#### [Assignment]
Below are the records; copy each line in which "Presence" can be found.

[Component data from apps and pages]
□ □ □ □ □ □ □
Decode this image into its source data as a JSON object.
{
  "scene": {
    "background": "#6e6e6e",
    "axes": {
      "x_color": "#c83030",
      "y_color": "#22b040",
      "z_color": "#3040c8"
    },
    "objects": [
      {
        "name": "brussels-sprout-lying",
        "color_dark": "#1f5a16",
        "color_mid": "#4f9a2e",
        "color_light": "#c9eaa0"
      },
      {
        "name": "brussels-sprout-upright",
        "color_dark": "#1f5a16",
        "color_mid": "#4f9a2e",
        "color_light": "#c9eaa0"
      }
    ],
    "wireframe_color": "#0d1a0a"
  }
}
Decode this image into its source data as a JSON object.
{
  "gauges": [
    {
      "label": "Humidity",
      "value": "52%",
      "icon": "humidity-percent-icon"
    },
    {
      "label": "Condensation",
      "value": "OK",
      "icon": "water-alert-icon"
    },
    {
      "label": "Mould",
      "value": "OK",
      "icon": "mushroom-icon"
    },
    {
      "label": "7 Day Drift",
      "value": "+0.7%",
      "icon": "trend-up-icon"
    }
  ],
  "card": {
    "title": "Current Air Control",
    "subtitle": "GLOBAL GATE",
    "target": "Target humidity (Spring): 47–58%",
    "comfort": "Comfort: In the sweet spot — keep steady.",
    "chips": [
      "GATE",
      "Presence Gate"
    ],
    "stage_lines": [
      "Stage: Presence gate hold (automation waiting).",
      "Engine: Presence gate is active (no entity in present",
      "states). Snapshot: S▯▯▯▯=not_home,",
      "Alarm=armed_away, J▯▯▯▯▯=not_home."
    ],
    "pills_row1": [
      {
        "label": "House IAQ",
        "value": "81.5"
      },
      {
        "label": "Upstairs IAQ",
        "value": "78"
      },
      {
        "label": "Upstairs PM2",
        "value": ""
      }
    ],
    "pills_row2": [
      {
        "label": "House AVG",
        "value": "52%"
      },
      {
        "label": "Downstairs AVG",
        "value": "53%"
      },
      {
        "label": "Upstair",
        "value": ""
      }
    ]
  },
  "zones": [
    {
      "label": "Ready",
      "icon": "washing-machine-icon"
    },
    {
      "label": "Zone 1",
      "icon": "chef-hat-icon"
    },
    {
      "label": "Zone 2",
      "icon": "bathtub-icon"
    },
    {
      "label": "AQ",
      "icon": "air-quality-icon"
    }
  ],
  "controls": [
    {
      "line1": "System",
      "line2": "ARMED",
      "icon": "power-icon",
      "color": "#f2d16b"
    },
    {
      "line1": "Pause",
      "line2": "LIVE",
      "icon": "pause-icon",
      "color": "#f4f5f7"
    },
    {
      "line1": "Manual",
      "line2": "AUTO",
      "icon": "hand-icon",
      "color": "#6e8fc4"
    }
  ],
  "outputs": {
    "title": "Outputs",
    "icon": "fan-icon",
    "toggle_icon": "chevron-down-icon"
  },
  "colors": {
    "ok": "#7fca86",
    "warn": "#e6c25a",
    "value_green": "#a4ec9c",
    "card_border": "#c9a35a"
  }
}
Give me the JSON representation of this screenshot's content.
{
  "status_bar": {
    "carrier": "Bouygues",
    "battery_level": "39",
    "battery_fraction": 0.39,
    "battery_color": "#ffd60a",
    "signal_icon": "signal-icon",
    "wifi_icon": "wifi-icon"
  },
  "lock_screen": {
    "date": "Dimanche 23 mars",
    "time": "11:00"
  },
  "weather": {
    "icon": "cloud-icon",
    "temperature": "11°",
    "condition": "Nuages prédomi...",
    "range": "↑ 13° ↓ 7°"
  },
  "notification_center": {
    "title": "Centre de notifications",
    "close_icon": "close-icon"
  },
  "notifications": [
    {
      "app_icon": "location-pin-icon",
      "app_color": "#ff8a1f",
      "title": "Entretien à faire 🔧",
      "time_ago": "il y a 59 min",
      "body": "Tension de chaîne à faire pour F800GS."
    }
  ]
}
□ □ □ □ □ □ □
#### [Answer space]
      "Presence Gate"
      "Stage: Presence gate hold (automation waiting).",
      "Engine: Presence gate is active (no entity in present",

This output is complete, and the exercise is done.